A screen within a car dashboard.

New technology is making cars safer, but reports from AAA indicate the technology is also raising repair bills and creating lazy drivers.

The new reports are from AAA, which looked at Advanced Driver Assistance Systems. That’s technology like automatic emergency breaking, blind spot monitoring, and lane departure monitoring. The tech used to be an expensive upgrade but now comes standard in many new vehicles. The reports show after collisions, cars with the advanced technology can cost two or three times as much to repair as cars without. And that isn’t just for major accidents. Fender benders or even hitting a mailbox in cars with these systems could leave drivers with high repair bills. Matt Nasworthy is a spokesman for AAA.

“And even like a minor collision, because a lot of this technology can be in the front bumper, rear bumper, where normally you know it would have been less than $1,000, you could have double or triple that based on if you damaged a sensor or something of that nature," Nasworthy says.

The reports show advanced systems aren’t just affecting wallets at the repair shop, they’re also changing the way some people drive. Another study from AAA found Florida drivers with advanced systems don’t know about the technology’s limits.
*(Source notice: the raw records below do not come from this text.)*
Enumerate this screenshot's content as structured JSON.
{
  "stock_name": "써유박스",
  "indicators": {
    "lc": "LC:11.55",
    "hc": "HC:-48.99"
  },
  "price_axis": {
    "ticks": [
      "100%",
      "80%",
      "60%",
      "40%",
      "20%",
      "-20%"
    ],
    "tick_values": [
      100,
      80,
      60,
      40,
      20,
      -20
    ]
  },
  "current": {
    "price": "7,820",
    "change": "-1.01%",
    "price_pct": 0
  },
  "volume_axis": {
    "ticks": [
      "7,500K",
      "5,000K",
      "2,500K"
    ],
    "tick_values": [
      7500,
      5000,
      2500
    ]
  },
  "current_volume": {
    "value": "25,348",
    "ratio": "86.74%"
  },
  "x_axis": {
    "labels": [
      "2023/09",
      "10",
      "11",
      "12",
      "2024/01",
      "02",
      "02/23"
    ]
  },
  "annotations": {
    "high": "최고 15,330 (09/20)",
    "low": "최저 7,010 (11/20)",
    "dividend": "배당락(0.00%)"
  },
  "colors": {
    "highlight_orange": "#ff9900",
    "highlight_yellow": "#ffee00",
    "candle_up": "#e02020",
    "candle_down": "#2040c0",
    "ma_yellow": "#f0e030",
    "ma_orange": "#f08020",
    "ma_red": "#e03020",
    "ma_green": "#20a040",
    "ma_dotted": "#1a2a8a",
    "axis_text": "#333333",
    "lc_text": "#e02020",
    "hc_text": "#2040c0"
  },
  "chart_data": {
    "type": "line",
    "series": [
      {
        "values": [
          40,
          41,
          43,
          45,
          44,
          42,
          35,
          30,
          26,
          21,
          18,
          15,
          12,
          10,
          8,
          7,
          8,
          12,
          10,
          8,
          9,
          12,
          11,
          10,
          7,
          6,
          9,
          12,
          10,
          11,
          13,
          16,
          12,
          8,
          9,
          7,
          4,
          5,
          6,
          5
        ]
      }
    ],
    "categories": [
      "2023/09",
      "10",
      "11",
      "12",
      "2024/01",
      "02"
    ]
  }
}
Researchers found 80 percent of drivers with blind spot monitoring thought the system could detect bikes, people, and cars passing at high speeds  – but the systems aren’t able to. In addition, the study found about a quarter of drivers using blind spot monitoring felt comfortable relying on the technology alone, rather than looking for themselves. Nasworthy says drivers need to understand what the systems can, and can’t, do.   

“Just be educated on what additional features are in the car that you haven’t had before. If you don’t have a comfortability with what those safety features are, get educated on them, they will help you be safer but you’ve gotta know what their limitations are," Nasworthy says. 
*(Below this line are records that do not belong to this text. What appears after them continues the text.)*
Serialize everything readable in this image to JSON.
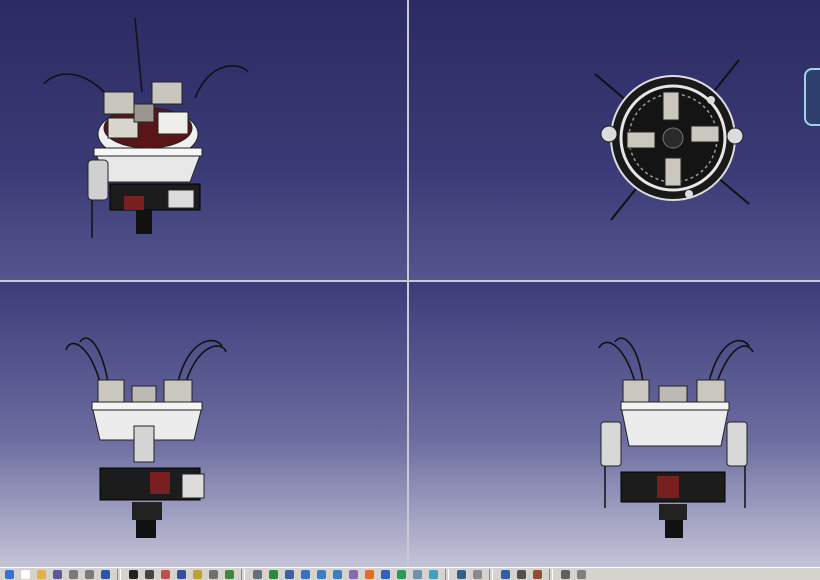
{
  "viewports": [
    {
      "id": "isometric",
      "icon": "isometric-view"
    },
    {
      "id": "top",
      "icon": "top-view"
    },
    {
      "id": "front",
      "icon": "front-view"
    },
    {
      "id": "side",
      "icon": "side-view"
    }
  ],
  "colors": {
    "background_top": "#2c2b63",
    "background_bottom": "#c4c4d8",
    "splitter": "#c9c9d6",
    "toolbar": "#d6d3ce",
    "model_body": "#e6e6e6",
    "model_dark": "#1a1a1a",
    "model_accent": "#7a1f1f"
  },
  "toolbar": {
    "groups": [
      [
        {
          "icon": "select-arrow-icon",
          "color": "#3a6fd8"
        },
        {
          "icon": "new-document-icon",
          "color": "#ffffff"
        },
        {
          "icon": "open-folder-icon",
          "color": "#e0b24a"
        },
        {
          "icon": "save-icon",
          "color": "#5a5a9a"
        },
        {
          "icon": "undo-icon",
          "color": "#7a7a7a"
        },
        {
          "icon": "redo-icon",
          "color": "#7a7a7a"
        },
        {
          "icon": "help-icon",
          "color": "#2a55a8"
        }
      ],
      [
        {
          "icon": "sketch-curve-icon",
          "color": "#222222"
        },
        {
          "icon": "rotate-icon",
          "color": "#444444"
        },
        {
          "icon": "measure-icon",
          "color": "#c05050"
        },
        {
          "icon": "table-icon",
          "color": "#3050a0"
        },
        {
          "icon": "constraint-icon",
          "color": "#c0a030"
        },
        {
          "icon": "bolt-icon",
          "color": "#707070"
        },
        {
          "icon": "part-icon",
          "color": "#3a8a3a"
        }
      ],
      [
        {
          "icon": "fly-mode-icon",
          "color": "#607080"
        },
        {
          "icon": "fit-all-icon",
          "color": "#2a8a3a"
        },
        {
          "icon": "pan-icon",
          "color": "#4060a0"
        },
        {
          "icon": "rotate-view-icon",
          "color": "#3a70c0"
        },
        {
          "icon": "zoom-in-icon",
          "color": "#3a80c0"
        },
        {
          "icon": "zoom-out-icon",
          "color": "#3a80c0"
        },
        {
          "icon": "normal-view-icon",
          "color": "#8a6ab0"
        },
        {
          "icon": "multi-view-icon",
          "color": "#e07020"
        },
        {
          "icon": "iso-view-icon",
          "color": "#3060c0"
        },
        {
          "icon": "shading-icon",
          "color": "#2a9a5a"
        },
        {
          "icon": "hide-show-icon",
          "color": "#7090b0"
        },
        {
          "icon": "swap-space-icon",
          "color": "#40a0c0"
        }
      ],
      [
        {
          "icon": "render-icon",
          "color": "#306090"
        },
        {
          "icon": "material-icon",
          "color": "#8a8a8a"
        }
      ],
      [
        {
          "icon": "measure-between-icon",
          "color": "#3060a0"
        },
        {
          "icon": "measure-item-icon",
          "color": "#505050"
        },
        {
          "icon": "apply-material-icon",
          "color": "#905030"
        }
      ],
      [
        {
          "icon": "tools-icon",
          "color": "#606060"
        },
        {
          "icon": "settings-icon",
          "color": "#808080"
        }
      ]
    ]
  }
}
That confusion can be dangerous. Nasworthy says the solution is easy: read your owner’s manual, ask questions at the dealership, or even watch YouTube videos on the subject - anything to make sure drivers fully understand the advanced technology in their cars. He says the technology can make cars safer, but it should never be used as a replacement for safe driving habits.
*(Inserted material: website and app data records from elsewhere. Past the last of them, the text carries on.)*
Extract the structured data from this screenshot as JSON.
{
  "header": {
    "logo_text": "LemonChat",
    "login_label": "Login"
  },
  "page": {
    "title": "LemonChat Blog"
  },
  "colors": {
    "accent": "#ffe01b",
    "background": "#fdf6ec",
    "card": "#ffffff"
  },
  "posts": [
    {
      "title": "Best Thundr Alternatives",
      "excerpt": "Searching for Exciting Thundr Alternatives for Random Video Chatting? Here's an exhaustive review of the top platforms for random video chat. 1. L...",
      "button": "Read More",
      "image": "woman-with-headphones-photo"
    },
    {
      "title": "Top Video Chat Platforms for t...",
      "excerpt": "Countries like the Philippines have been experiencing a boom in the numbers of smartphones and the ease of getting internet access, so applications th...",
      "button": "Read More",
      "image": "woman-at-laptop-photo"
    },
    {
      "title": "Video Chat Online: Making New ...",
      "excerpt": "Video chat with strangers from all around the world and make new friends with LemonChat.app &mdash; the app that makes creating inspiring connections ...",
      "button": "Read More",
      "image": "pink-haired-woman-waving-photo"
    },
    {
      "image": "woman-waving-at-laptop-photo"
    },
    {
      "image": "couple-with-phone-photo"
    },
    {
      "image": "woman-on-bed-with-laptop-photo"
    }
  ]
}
Eleanor Clark is a recent graduate from Florida State University with degrees in International Affairs and Creative Writing. Before interning at WFSU, she spent time in New York City as the Civic Engagement Coordinator for Columbia University’s high school program. Some of Eleanor’s favorite things are watching the Great British Bake Off, eating soup dumplings, and spending time with her dog, Cooper. Follow her on Twitter: @Nell_Clark_